§ EXERCISE DATA
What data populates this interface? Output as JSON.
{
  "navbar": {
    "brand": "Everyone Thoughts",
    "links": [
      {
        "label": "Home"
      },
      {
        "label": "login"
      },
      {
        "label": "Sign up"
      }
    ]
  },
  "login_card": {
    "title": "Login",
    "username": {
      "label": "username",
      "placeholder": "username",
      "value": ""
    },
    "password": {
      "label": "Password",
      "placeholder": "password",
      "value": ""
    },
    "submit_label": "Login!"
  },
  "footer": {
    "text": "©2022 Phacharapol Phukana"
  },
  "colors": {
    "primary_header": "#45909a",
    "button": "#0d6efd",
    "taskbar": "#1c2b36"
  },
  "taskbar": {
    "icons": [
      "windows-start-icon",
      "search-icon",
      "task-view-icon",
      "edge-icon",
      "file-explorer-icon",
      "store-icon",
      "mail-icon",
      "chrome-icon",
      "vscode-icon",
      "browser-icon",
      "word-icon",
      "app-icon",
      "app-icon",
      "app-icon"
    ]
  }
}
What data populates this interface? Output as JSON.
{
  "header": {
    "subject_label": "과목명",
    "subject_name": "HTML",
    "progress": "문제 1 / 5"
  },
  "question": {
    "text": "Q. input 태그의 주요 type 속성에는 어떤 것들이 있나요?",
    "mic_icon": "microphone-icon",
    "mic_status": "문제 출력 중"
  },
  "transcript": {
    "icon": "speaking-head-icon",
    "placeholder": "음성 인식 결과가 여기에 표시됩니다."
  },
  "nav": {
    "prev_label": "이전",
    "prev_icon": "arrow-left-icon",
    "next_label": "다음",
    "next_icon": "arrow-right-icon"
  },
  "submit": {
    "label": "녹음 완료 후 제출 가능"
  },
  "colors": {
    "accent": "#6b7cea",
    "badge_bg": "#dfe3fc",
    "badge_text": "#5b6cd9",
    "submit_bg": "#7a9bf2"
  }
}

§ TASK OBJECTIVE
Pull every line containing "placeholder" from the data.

§ RESULT OF THIS EXERCISE
      "placeholder": "username",
      "placeholder": "password",
    "placeholder": "음성 인식 결과가 여기에 표시됩니다."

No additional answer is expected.